Someone sent this to me via e-mail, and I don’t know the original source. From the $38.5 trillion number, that seems to refer to the budget cut deal that averted a US government shutdown in April 2011. In any case, it does make the numbers much more easy to grasp.
Some stats about the US government:
- U.S. Tax revenue: $2,170,000,000,000
- Fed budget: $3,820,000,000,000
- New debt: $ 1,650,000,000,000
- National debt: $14,271,000,000,000
- Recent budget cuts: $ 38,500,000,000
Now, remove 8 zeroes and pretend it’s a household budget:
- Annual family income: $21,700
- Money the family spent: $38,200
- New debt on the credit card: $16,500
- Outstanding balance on the credit card: $142,710
- Total budget cuts: $385

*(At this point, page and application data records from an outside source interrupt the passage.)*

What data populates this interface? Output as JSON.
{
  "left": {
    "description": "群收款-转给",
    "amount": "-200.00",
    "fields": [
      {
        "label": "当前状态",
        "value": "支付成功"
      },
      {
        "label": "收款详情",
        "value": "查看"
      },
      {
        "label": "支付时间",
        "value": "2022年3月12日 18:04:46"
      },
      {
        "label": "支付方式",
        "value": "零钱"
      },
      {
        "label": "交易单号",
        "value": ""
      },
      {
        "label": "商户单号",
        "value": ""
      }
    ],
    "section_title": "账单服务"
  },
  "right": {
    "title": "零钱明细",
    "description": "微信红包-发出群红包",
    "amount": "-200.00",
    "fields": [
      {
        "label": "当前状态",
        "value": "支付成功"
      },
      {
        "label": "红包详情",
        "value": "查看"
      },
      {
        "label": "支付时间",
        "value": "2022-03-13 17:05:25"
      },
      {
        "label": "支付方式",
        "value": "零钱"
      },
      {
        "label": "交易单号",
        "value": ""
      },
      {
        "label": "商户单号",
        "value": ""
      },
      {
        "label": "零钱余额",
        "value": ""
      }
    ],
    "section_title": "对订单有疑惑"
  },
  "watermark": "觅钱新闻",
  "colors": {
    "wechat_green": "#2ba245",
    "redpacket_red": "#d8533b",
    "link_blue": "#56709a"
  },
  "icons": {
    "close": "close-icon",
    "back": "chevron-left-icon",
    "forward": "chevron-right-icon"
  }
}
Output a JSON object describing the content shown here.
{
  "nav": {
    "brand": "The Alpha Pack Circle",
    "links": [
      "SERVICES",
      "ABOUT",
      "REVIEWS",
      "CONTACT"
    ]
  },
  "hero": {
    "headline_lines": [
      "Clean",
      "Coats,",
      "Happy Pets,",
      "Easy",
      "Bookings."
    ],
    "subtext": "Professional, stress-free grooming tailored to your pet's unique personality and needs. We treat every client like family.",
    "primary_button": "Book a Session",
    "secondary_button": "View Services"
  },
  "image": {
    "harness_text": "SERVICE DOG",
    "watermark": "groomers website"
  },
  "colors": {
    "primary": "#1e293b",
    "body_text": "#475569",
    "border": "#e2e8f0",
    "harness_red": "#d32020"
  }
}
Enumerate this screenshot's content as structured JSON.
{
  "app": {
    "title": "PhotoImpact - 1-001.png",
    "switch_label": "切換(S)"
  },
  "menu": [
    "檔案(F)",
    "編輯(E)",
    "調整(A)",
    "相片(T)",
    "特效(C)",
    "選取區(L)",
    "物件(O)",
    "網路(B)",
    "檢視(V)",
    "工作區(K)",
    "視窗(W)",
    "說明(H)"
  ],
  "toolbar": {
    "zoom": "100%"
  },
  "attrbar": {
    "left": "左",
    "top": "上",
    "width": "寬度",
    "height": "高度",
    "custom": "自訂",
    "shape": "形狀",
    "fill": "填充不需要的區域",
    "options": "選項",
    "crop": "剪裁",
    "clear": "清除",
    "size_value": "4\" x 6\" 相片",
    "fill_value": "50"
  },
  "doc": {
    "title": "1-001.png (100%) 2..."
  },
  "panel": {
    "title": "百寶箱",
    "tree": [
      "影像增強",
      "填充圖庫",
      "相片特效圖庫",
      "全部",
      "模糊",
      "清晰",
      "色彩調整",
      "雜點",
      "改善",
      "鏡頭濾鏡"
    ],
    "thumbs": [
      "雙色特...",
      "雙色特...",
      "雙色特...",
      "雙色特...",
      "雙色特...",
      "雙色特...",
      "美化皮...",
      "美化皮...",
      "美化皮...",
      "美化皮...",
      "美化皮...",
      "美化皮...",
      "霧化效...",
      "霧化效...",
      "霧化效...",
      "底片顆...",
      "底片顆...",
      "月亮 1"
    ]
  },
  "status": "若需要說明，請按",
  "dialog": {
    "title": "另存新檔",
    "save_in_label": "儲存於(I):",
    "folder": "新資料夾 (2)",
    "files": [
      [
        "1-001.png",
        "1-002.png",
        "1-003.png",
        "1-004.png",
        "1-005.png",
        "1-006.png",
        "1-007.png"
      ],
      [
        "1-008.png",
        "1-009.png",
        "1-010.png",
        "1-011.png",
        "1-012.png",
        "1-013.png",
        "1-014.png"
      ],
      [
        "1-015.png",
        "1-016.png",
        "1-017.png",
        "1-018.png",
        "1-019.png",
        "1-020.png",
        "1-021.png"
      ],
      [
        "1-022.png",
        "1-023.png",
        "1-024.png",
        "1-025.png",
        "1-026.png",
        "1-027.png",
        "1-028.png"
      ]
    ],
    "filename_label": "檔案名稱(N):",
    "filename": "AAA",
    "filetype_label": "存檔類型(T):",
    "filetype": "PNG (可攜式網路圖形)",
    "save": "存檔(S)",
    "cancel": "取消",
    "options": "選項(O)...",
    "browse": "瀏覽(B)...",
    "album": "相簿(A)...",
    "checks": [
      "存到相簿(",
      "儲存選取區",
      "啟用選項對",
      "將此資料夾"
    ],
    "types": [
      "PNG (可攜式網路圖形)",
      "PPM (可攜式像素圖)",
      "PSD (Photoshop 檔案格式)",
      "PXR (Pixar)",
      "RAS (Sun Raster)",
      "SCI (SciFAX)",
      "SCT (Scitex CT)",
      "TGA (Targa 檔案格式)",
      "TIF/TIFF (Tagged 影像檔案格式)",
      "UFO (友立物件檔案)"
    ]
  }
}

I know that this is macroeconomics vs. microeconomics. But the orders of magnitude are correct, and it can’t look good to anybody. I’ve never really liked the macroeconomics theory that it’s okay for governments to carry huge amounts of debt as long as it’s “only” a certain percentage of GDP. The idea is that you’ll grow your way out of it. Europe has shown us that entire developed countries can default.
Now, I’m more of a microeconomics guy. I try to figure out the rules of the game and play it the best that I can. I avoid getting emotionally involved in things that I view are out of my control. But to me, it just seems like all the politicians ever do is kick the can down the road. You can’t do that forever.
By Jonathan Ping | Taxes | 10/14/11, 5:00am